The teenage cellist, Danielle Akta, joined Spivakov and the Moscow Virtuosi at the start of the second half to perform a pair of contrasting works from the 19th Century. Bruch’s Kol Nidrei was composed for Liverpool’s Jewish community and it uses two traditional Hebrew melodies. Miss Akta gave an assured and richly evocative performance sustaining the line beautifully and working well with the Moscow Virtuosi. David Popper’s Shining Polonaise was dispatched with virtuoso swagger with the soloist clearly relishing the extrovert writing and rising to the occasion magnificently. There were some minor intonation issues but Danielle Akta quickly resolved these and again is clearly a star of the future.

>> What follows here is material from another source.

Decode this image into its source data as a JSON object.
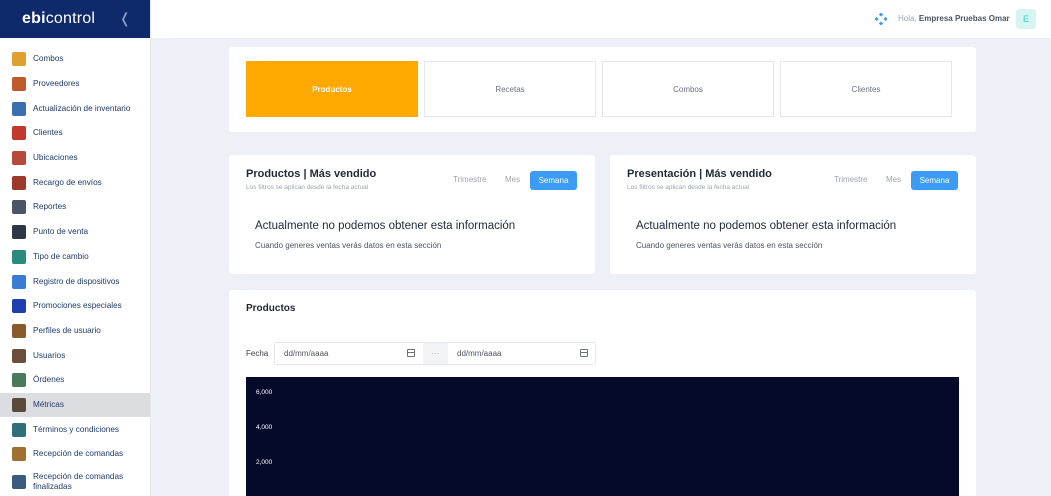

I would love conductors to programme Piazzolla’s works much more often so I was pleased to see that Spivakov had included two works by the Argentinian composer at the end of the programme. The Four Seasons of Buenos Aires were originally written for violin, piano, electric guitar, double bass and bandoneón between 1965 and 1970. Piazzolla’s intention was that the four movements should be performed separately although he occasionally performed all four as a suite. The Russian composer, Leonid Desyatnikov, made a new arrangement of the work for solo violin and string orchestra in the late 1990’s. Four violinists from the Moscow Virtuosi took turns playing the solo part and all four did a splendid job. The orchestra were highly responsive to the shifting nuevo tango rhythms and the passionate red hot atmosphere was evoked in a highly vivid way. The succession of glissandi, ponticello and col legno effects were executed brilliantly by the soloists and the movements were in turn sultry, passionate, bright, uplifting and muscular. This was a glorious performance of a work which I hope will be performed much more frequently in future.

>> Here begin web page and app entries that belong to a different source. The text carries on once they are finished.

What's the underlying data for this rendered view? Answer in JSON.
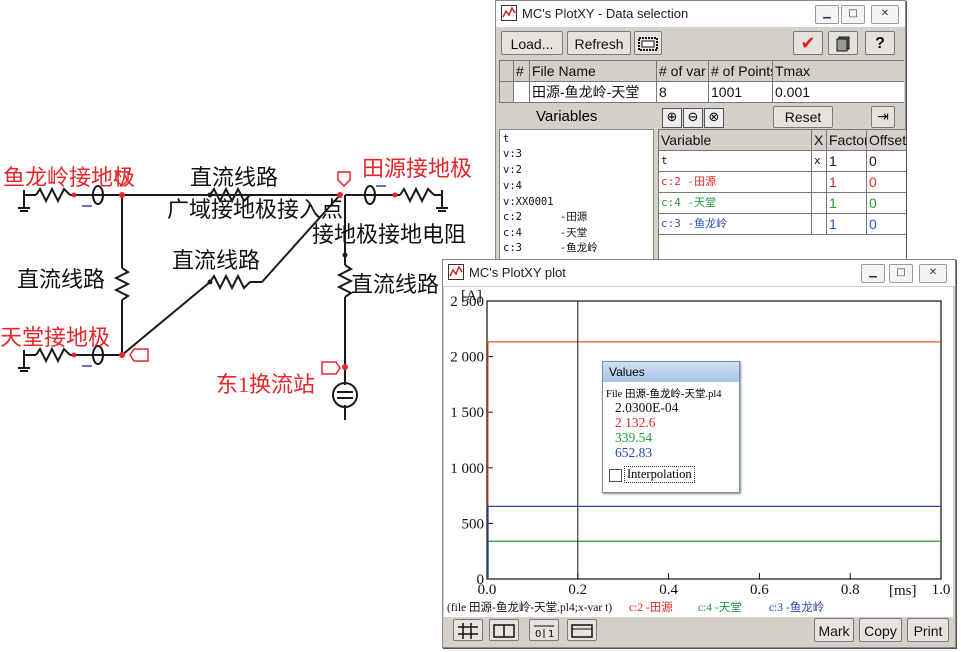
{
  "schematic": {
    "labels": {
      "yulongling": "鱼龙岭接地极",
      "dc_line_top": "直流线路",
      "wide_area": "广域接地极接入点",
      "tianyuan": "田源接地极",
      "ground_resistor": "接地极接地电阻",
      "dc_line_mid": "直流线路",
      "dc_line_left": "直流线路",
      "dc_line_right": "直流线路",
      "tiantang": "天堂接地极",
      "converter": "东1换流站"
    },
    "colors": {
      "red_label": "#e8262a",
      "black_label": "#111111",
      "wire": "#1a1a1a",
      "marker": "#e8262a"
    }
  },
  "data_window": {
    "title": "MC's PlotXY - Data selection",
    "toolbar": {
      "load": "Load...",
      "refresh": "Refresh",
      "help": "?"
    },
    "file_table": {
      "headers": [
        "#",
        "File Name",
        "# of var",
        "# of Points",
        "Tmax"
      ],
      "row": [
        "",
        "田源-鱼龙岭-天堂",
        "8",
        "1001",
        "0.001"
      ]
    },
    "variables_label": "Variables",
    "variables_list": [
      "t",
      "v:3",
      "v:2",
      "v:4",
      "v:XX0001",
      "c:2      -田源",
      "c:4      -天堂",
      "c:3      -鱼龙岭"
    ],
    "reset": "Reset",
    "sel_headers": [
      "Variable",
      "X",
      "Factor",
      "Offset"
    ],
    "sel_rows": [
      {
        "var": "t",
        "x": "x",
        "factor": "1",
        "offset": "0",
        "color": "#111111"
      },
      {
        "var": "c:2      -田源",
        "x": "",
        "factor": "1",
        "offset": "0",
        "color": "#e8262a"
      },
      {
        "var": "c:4      -天堂",
        "x": "",
        "factor": "1",
        "offset": "0",
        "color": "#1f9a3a"
      },
      {
        "var": "c:3      -鱼龙岭",
        "x": "",
        "factor": "1",
        "offset": "0",
        "color": "#2a55b8"
      }
    ]
  },
  "plot_window": {
    "title": "MC's PlotXY plot",
    "y_unit": "[A]",
    "x_unit": "[ms]",
    "y_ticks": [
      "2 500",
      "2 000",
      "1 500",
      "1 000",
      "500",
      "0"
    ],
    "x_ticks": [
      "0.0",
      "0.2",
      "0.4",
      "0.6",
      "0.8",
      "1.0"
    ],
    "values_box": {
      "title": "Values",
      "file": "File 田源-鱼龙岭-天堂.pl4",
      "t": "2.0300E-04",
      "v1": "2 132.6",
      "v2": "339.54",
      "v3": "652.83",
      "interpolation": "Interpolation"
    },
    "legend": {
      "file": "(file 田源-鱼龙岭-天堂.pl4;x-var t)",
      "s1": "c:2  -田源",
      "s2": "c:4  -天堂",
      "s3": "c:3  -鱼龙岭"
    },
    "buttons": {
      "mark": "Mark",
      "copy": "Copy",
      "print": "Print"
    }
  },
  "chart_data": {
    "type": "line",
    "x": [
      0,
      1.0
    ],
    "series": [
      {
        "name": "c:2  -田源",
        "values": [
          2132.6,
          2132.6
        ],
        "color": "#e8562e"
      },
      {
        "name": "c:4  -天堂",
        "values": [
          339.54,
          339.54
        ],
        "color": "#1f9a3a"
      },
      {
        "name": "c:3  -鱼龙岭",
        "values": [
          652.83,
          652.83
        ],
        "color": "#2a45a8"
      }
    ],
    "cursor_x": 0.2,
    "xlim": [
      0,
      1.0
    ],
    "ylim": [
      0,
      2500
    ],
    "xlabel": "[ms]",
    "ylabel": "[A]"
  }
}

The concert concluded with three more tangos by Piazzolla for accordion and string orchestra. Nikita Vlasov gave a stylish and highly idiomatic performance of these works vying well with the Moscow Virtuosi who continued to perform the snap tango rhythms with relish. Vlasov produced some gorgeous colouring particularly in the central slow movement and navigated his way well round Pazzolla’s dancing rhythms.

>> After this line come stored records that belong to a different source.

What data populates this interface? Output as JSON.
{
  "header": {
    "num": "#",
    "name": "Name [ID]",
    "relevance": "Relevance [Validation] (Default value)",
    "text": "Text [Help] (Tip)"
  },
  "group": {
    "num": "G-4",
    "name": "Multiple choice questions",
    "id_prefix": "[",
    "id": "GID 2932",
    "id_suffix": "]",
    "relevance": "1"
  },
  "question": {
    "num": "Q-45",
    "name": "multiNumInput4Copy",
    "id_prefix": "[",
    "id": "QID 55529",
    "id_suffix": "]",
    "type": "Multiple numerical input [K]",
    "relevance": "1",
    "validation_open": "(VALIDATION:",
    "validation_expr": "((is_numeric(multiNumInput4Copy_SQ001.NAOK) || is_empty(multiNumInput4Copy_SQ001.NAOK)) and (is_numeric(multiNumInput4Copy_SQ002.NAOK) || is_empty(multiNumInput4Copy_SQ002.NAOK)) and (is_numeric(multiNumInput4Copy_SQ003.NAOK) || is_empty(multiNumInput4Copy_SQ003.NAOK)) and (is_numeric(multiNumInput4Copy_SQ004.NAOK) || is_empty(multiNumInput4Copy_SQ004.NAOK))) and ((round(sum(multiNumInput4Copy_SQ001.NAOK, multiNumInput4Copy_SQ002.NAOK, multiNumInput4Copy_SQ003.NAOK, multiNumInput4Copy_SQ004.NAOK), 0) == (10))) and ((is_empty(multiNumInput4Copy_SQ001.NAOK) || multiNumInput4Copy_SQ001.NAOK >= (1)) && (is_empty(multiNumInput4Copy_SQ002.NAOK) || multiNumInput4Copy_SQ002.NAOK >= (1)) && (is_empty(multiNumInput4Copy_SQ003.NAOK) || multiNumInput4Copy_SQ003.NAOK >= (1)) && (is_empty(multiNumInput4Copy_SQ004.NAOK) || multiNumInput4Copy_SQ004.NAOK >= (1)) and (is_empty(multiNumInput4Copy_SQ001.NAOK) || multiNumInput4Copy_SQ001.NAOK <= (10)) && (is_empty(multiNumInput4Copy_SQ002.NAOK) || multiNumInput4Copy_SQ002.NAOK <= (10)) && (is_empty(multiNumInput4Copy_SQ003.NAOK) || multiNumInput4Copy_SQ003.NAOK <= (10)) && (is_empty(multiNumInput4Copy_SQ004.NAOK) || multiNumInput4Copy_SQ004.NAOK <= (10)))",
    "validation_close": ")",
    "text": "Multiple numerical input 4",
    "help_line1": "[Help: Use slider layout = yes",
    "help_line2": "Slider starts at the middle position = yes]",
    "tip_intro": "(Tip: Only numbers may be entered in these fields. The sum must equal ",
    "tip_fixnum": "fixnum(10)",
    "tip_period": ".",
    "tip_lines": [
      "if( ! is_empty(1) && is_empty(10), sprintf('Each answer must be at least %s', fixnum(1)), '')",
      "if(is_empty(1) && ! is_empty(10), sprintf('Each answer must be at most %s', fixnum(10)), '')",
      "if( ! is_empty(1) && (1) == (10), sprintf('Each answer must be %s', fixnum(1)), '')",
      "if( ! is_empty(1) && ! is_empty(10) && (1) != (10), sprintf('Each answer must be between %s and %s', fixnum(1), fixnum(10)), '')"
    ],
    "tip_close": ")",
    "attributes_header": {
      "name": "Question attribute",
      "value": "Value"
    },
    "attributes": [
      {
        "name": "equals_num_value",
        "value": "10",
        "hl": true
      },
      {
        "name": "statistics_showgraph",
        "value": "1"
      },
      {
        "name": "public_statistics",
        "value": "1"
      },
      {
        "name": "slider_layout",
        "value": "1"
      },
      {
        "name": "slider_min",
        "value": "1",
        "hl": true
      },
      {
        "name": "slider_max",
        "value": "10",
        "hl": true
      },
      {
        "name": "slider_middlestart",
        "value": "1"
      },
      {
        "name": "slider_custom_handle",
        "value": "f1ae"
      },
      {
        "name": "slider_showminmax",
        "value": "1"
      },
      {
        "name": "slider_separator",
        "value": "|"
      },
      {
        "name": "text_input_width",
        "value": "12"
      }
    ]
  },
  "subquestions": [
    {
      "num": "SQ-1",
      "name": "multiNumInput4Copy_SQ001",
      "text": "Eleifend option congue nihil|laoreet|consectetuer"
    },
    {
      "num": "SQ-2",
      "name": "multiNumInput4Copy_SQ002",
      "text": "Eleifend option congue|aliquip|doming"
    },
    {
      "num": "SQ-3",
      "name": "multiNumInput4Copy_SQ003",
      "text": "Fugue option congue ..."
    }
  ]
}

Overall, this was a thoroughly enjoyable concert that was warmly received by the audience. No less than four encores followed; by Shostakovich, Gluck, Brahms and Piazzolla.